TO DO: The required output is every entry, printed exactly as written.

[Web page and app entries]
● ● ● ● ●
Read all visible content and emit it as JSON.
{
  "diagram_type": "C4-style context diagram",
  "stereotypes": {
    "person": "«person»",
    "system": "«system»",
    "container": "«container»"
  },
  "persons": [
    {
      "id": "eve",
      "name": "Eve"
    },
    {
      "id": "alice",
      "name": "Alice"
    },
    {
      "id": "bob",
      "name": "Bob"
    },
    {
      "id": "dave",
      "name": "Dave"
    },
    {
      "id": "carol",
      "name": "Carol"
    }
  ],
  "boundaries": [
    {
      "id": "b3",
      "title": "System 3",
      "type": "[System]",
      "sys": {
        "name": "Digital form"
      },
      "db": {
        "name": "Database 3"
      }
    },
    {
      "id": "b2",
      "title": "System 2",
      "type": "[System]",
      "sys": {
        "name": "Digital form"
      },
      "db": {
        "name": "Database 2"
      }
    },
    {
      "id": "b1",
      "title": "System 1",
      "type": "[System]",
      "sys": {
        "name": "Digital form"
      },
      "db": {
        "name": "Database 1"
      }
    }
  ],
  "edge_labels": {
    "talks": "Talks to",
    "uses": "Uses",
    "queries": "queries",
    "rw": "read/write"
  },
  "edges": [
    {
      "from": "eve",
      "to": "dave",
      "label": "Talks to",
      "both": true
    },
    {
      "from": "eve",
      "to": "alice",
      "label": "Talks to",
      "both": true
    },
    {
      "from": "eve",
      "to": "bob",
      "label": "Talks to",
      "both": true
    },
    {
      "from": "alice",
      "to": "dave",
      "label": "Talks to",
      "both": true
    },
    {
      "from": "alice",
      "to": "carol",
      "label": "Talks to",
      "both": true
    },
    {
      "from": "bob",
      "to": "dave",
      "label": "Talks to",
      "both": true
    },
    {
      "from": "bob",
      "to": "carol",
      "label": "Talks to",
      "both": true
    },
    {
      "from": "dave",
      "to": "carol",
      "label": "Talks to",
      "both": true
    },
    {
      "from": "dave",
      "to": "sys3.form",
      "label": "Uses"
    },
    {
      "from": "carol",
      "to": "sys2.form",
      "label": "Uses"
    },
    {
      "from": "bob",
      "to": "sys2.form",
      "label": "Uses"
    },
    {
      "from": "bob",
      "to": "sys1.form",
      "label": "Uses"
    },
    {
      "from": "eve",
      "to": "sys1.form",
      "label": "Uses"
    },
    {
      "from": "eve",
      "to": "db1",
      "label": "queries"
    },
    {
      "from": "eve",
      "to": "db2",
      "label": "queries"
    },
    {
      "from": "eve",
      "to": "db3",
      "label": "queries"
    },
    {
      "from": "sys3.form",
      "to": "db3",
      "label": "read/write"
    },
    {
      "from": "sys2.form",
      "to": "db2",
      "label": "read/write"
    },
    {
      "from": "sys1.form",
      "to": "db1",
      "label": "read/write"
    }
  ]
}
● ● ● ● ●
ANSWER FOR THIS EXERCISE:
Read all visible content and emit it as JSON.
{
  "diagram_type": "C4-style context diagram",
  "stereotypes": {
    "person": "«person»",
    "system": "«system»",
    "container": "«container»"
  },
  "persons": [
    {
      "id": "eve",
      "name": "Eve"
    },
    {
      "id": "alice",
      "name": "Alice"
    },
    {
      "id": "bob",
      "name": "Bob"
    },
    {
      "id": "dave",
      "name": "Dave"
    },
    {
      "id": "carol",
      "name": "Carol"
    }
  ],
  "boundaries": [
    {
      "id": "b3",
      "title": "System 3",
      "type": "[System]",
      "sys": {
        "name": "Digital form"
      },
      "db": {
        "name": "Database 3"
      }
    },
    {
      "id": "b2",
      "title": "System 2",
      "type": "[System]",
      "sys": {
        "name": "Digital form"
      },
      "db": {
        "name": "Database 2"
      }
    },
    {
      "id": "b1",
      "title": "System 1",
      "type": "[System]",
      "sys": {
        "name": "Digital form"
      },
      "db": {
        "name": "Database 1"
      }
    }
  ],
  "edge_labels": {
    "talks": "Talks to",
    "uses": "Uses",
    "queries": "queries",
    "rw": "read/write"
  },
  "edges": [
    {
      "from": "eve",
      "to": "dave",
      "label": "Talks to",
      "both": true
    },
    {
      "from": "eve",
      "to": "alice",
      "label": "Talks to",
      "both": true
    },
    {
      "from": "eve",
      "to": "bob",
      "label": "Talks to",
      "both": true
    },
    {
      "from": "alice",
      "to": "dave",
      "label": "Talks to",
      "both": true
    },
    {
      "from": "alice",
      "to": "carol",
      "label": "Talks to",
      "both": true
    },
    {
      "from": "bob",
      "to": "dave",
      "label": "Talks to",
      "both": true
    },
    {
      "from": "bob",
      "to": "carol",
      "label": "Talks to",
      "both": true
    },
    {
      "from": "dave",
      "to": "carol",
      "label": "Talks to",
      "both": true
    },
    {
      "from": "dave",
      "to": "sys3.form",
      "label": "Uses"
    },
    {
      "from": "carol",
      "to": "sys2.form",
      "label": "Uses"
    },
    {
      "from": "bob",
      "to": "sys2.form",
      "label": "Uses"
    },
    {
      "from": "bob",
      "to": "sys1.form",
      "label": "Uses"
    },
    {
      "from": "eve",
      "to": "sys1.form",
      "label": "Uses"
    },
    {
      "from": "eve",
      "to": "db1",
      "label": "queries"
    },
    {
      "from": "eve",
      "to": "db2",
      "label": "queries"
    },
    {
      "from": "eve",
      "to": "db3",
      "label": "queries"
    },
    {
      "from": "sys3.form",
      "to": "db3",
      "label": "read/write"
    },
    {
      "from": "sys2.form",
      "to": "db2",
      "label": "read/write"
    },
    {
      "from": "sys1.form",
      "to": "db1",
      "label": "read/write"
    }
  ]
}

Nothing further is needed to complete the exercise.